Aim of the task:
Copy the records below exactly, omitting any pictures they contain.

[Page and application data records]
········
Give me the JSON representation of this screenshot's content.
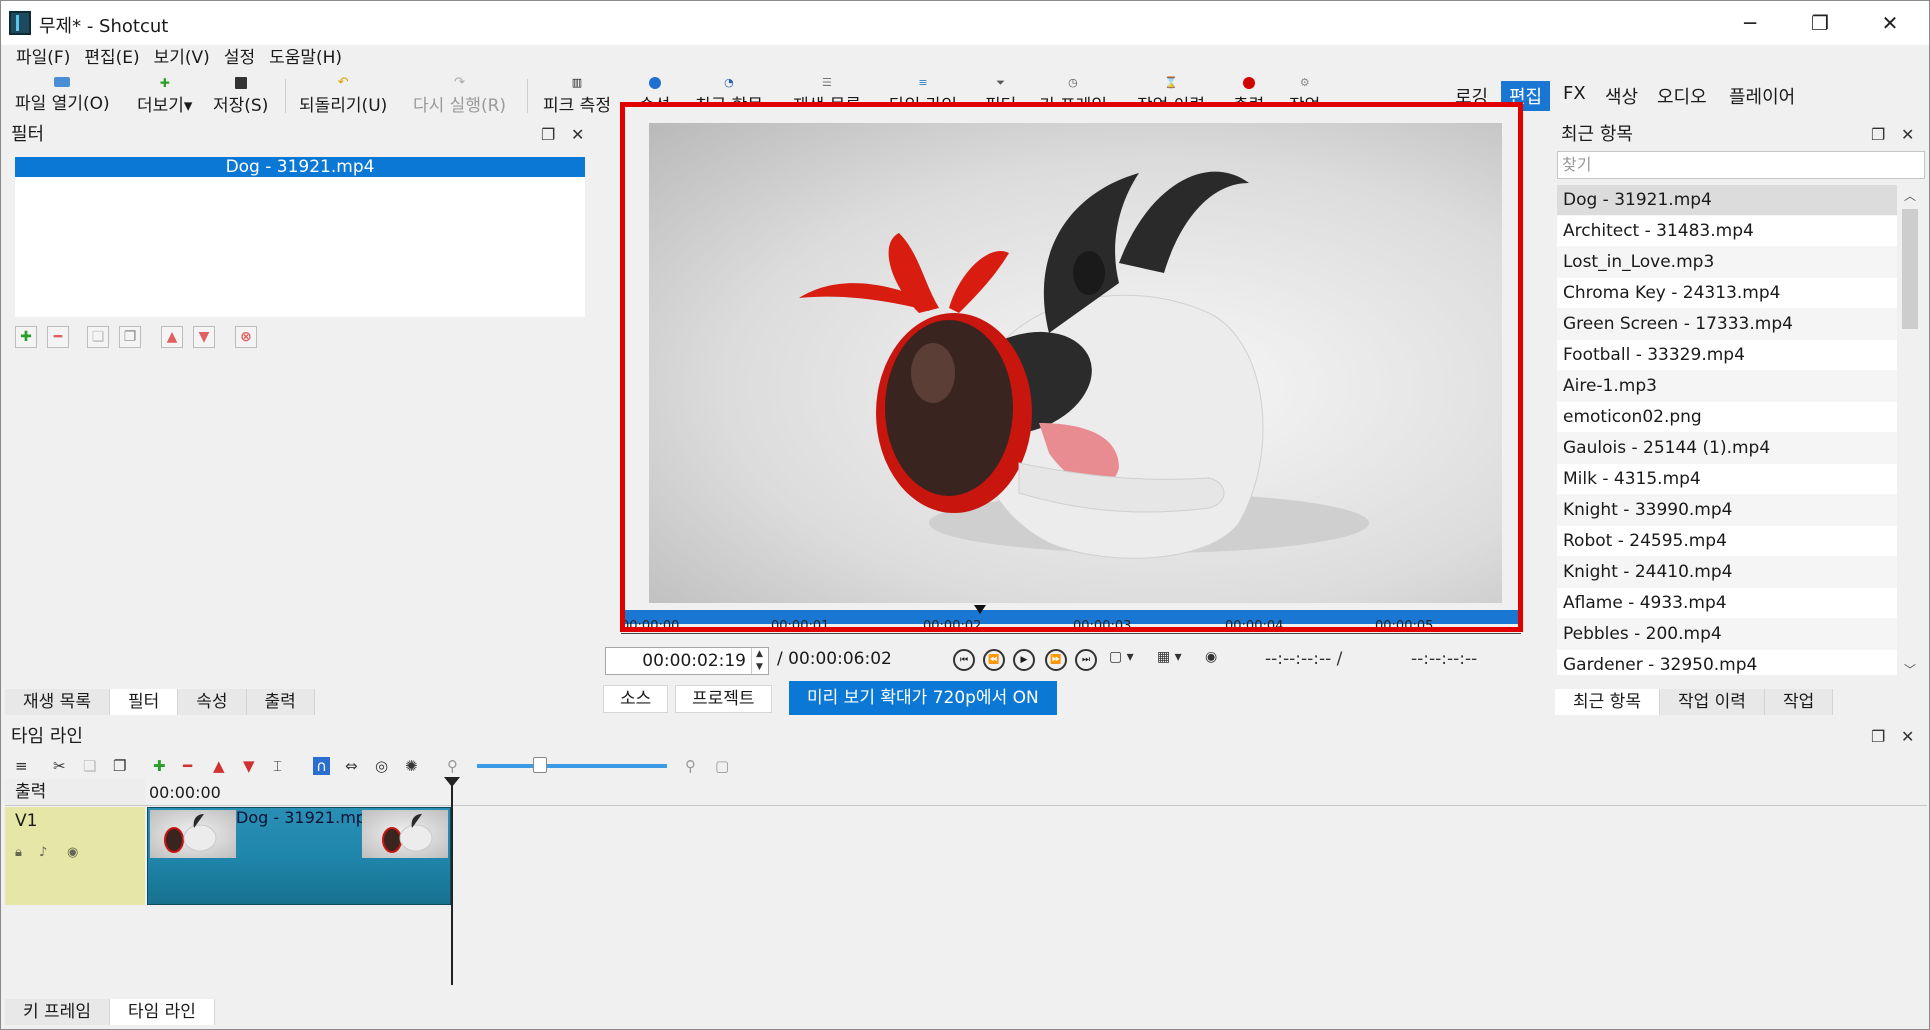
{
  "window": {
    "title": "무제* - Shotcut",
    "minimize_icon": "─",
    "restore_icon": "❐",
    "close_icon": "✕"
  },
  "menu": [
    "파일(F)",
    "편집(E)",
    "보기(V)",
    "설정",
    "도움말(H)"
  ],
  "toolbar": {
    "open": "파일 열기(O)",
    "more": "더보기",
    "save": "저장(S)",
    "undo": "되돌리기(U)",
    "redo": "다시 실행(R)",
    "peak_meter": "피크 측정",
    "properties": "속성",
    "recent": "최근 항목",
    "playlist": "재생 목록",
    "timeline": "타임 라인",
    "filters": "필터",
    "keyframes": "키 프레임",
    "history": "작업 이력",
    "export": "출력",
    "jobs": "작업"
  },
  "layouts": {
    "logging": "로깅",
    "editing": "편집",
    "fx": "FX",
    "color": "색상",
    "audio": "오디오",
    "player": "플레이어",
    "active": "편집"
  },
  "filters_panel": {
    "title": "필터",
    "selected_clip": "Dog - 31921.mp4",
    "tabs": [
      "재생 목록",
      "필터",
      "속성",
      "출력"
    ],
    "active_tab": "필터"
  },
  "viewer": {
    "scrub_ticks": [
      "00:00:00",
      "00:00:01",
      "00:00:02",
      "00:00:03",
      "00:00:04",
      "00:00:05"
    ],
    "current_timecode": "00:00:02:19",
    "total_duration": "/ 00:00:06:02",
    "in_point": "--:--:--:-- /",
    "out_point": "--:--:--:--",
    "source_tab": "소스",
    "project_tab": "프로젝트",
    "preview_scaling": "미리 보기 확대가 720p에서 ON"
  },
  "recent_panel": {
    "title": "최근 항목",
    "search_placeholder": "찾기",
    "items": [
      "Dog - 31921.mp4",
      "Architect - 31483.mp4",
      "Lost_in_Love.mp3",
      "Chroma Key - 24313.mp4",
      "Green Screen - 17333.mp4",
      "Football - 33329.mp4",
      "Aire-1.mp3",
      "emoticon02.png",
      "Gaulois - 25144 (1).mp4",
      "Milk - 4315.mp4",
      "Knight - 33990.mp4",
      "Robot - 24595.mp4",
      "Knight - 24410.mp4",
      "Aflame - 4933.mp4",
      "Pebbles - 200.mp4",
      "Gardener - 32950.mp4"
    ],
    "tabs": [
      "최근 항목",
      "작업 이력",
      "작업"
    ],
    "active_tab": "최근 항목"
  },
  "timeline_panel": {
    "title": "타임 라인",
    "output_label": "출력",
    "ruler_start": "00:00:00",
    "track_name": "V1",
    "clip_name": "Dog - 31921.mp4",
    "tabs": [
      "키 프레임",
      "타임 라인"
    ],
    "active_tab": "타임 라인"
  },
  "colors": {
    "accent": "#0a78d4",
    "highlight_box": "#e10000",
    "clip": "#1f86ac",
    "track_head": "#e6e6a6"
  }
}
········
Output below:
Give me the JSON representation of this screenshot's content.
{
  "window": {
    "title": "무제* - Shotcut",
    "minimize_icon": "─",
    "restore_icon": "❐",
    "close_icon": "✕"
  },
  "menu": [
    "파일(F)",
    "편집(E)",
    "보기(V)",
    "설정",
    "도움말(H)"
  ],
  "toolbar": {
    "open": "파일 열기(O)",
    "more": "더보기",
    "save": "저장(S)",
    "undo": "되돌리기(U)",
    "redo": "다시 실행(R)",
    "peak_meter": "피크 측정",
    "properties": "속성",
    "recent": "최근 항목",
    "playlist": "재생 목록",
    "timeline": "타임 라인",
    "filters": "필터",
    "keyframes": "키 프레임",
    "history": "작업 이력",
    "export": "출력",
    "jobs": "작업"
  },
  "layouts": {
    "logging": "로깅",
    "editing": "편집",
    "fx": "FX",
    "color": "색상",
    "audio": "오디오",
    "player": "플레이어",
    "active": "편집"
  },
  "filters_panel": {
    "title": "필터",
    "selected_clip": "Dog - 31921.mp4",
    "tabs": [
      "재생 목록",
      "필터",
      "속성",
      "출력"
    ],
    "active_tab": "필터"
  },
  "viewer": {
    "scrub_ticks": [
      "00:00:00",
      "00:00:01",
      "00:00:02",
      "00:00:03",
      "00:00:04",
      "00:00:05"
    ],
    "current_timecode": "00:00:02:19",
    "total_duration": "/ 00:00:06:02",
    "in_point": "--:--:--:-- /",
    "out_point": "--:--:--:--",
    "source_tab": "소스",
    "project_tab": "프로젝트",
    "preview_scaling": "미리 보기 확대가 720p에서 ON"
  },
  "recent_panel": {
    "title": "최근 항목",
    "search_placeholder": "찾기",
    "items": [
      "Dog - 31921.mp4",
      "Architect - 31483.mp4",
      "Lost_in_Love.mp3",
      "Chroma Key - 24313.mp4",
      "Green Screen - 17333.mp4",
      "Football - 33329.mp4",
      "Aire-1.mp3",
      "emoticon02.png",
      "Gaulois - 25144 (1).mp4",
      "Milk - 4315.mp4",
      "Knight - 33990.mp4",
      "Robot - 24595.mp4",
      "Knight - 24410.mp4",
      "Aflame - 4933.mp4",
      "Pebbles - 200.mp4",
      "Gardener - 32950.mp4"
    ],
    "tabs": [
      "최근 항목",
      "작업 이력",
      "작업"
    ],
    "active_tab": "최근 항목"
  },
  "timeline_panel": {
    "title": "타임 라인",
    "output_label": "출력",
    "ruler_start": "00:00:00",
    "track_name": "V1",
    "clip_name": "Dog - 31921.mp4",
    "tabs": [
      "키 프레임",
      "타임 라인"
    ],
    "active_tab": "타임 라인"
  },
  "colors": {
    "accent": "#0a78d4",
    "highlight_box": "#e10000",
    "clip": "#1f86ac",
    "track_head": "#e6e6a6"
  }
}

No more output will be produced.